Josh (Jesse Eisenberg) is a sensitive sort who will stop to pick up a fallen bird’s nest and move a deer struck by a car off the side of the road. He lives in a yurt on the co-op Oregon farm where he works. To passersby this quiet, slightly built young man looks about as unthreatening as possible, but his exterior belies a radical’s intensity and dangerousness. Dena (Dakota Fanning) comes from a wealthy Connecticut family whose lifestyle she’s disavowed to support the cause. She lights up with the passion of the newly converted. Dena gladly puts up her funds to gain greater participation in Josh’s eco-terrorist activities. In this case that means providing ten thousand dollars in cash to purchase the boat named Night Moves that they intend to load with ammonium nitrate fertilizer and detonate by the concrete dam. Josh’s friend Harmon (Peter Sarsgaard) lives off the grid, more or less, in a trailer in the countryside, but his reliability is up for debate when it seems he’s not as unknown in the area as thought.
Director and co-writer Kelly Reichardt wrings tension from the rampant paranoia among the trio leading up to their political act and the ratcheting up of suspense as they respond to its aftermath. Innocent questions and unknown cars pulling up to the workplace become worrisome. Headlights in the rearview mirror gain accusatory significance. Even a job application leaves a trace. Josh becomes more withdrawn and skittish to the friends and colleagues who don’t know what he’s been involved in. Neither the physical world nor one’s mind provide totally safe hiding places. NIGHT MOVES gives the sense that communicating with others is ultimately undesirable. In the film’s rare humorous spots, these environmental true believers dismiss the foolishness of those they encounter while trying to go unnoticed.

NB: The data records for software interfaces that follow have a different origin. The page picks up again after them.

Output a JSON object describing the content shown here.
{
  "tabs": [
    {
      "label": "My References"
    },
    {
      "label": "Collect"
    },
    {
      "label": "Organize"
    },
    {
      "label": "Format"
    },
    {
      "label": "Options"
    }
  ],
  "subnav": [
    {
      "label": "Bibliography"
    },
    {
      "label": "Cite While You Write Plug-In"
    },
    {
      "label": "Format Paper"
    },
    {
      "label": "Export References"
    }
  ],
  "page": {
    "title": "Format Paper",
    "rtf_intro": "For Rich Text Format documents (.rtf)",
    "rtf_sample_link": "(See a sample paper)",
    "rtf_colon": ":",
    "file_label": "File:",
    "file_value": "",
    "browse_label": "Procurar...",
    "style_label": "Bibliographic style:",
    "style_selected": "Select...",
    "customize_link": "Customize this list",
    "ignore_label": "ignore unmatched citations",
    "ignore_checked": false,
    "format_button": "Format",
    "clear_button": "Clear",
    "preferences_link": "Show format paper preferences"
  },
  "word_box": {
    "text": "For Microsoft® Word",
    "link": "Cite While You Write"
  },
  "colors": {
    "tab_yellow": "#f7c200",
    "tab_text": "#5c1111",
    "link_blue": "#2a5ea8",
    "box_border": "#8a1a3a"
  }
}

Despite their unconscionable deed, we feel somehow complicit with Josh, Dena, and Harmon by virtue of watching and following them. Reichardt identifies that abetment in the heart-stopping moment after they’re trying to leave the scene and the first turn of the key fails to start their truck. The viewer’s reaction suggests a wish for them not to be caught regardless of how we judge their actions. By getting that response Reichardt and co-writer Jonathan Raymond peer into how one can be seduced into extremism through gradual exposure when otherwise such behavior would seem out of the question to most rational people.
Eisenberg is terrifying because of the mental energy he shows Josh must expend to hold it together while denying normal human emotions. He must always be on guard and wear a mask, although he permits a small smile to himself after hearing the bomb explode in the distance. The character’s beliefs are unsettling, but the manner in which he justifies and compartmentalizes what he does in opposition with an otherwise gentle nature reveals a monster let loose from its cage. Josh fixates on making a statement than achieving results. As NIGHT MOVES shows, once that decision is arrived at, that’s a frightening state of existence.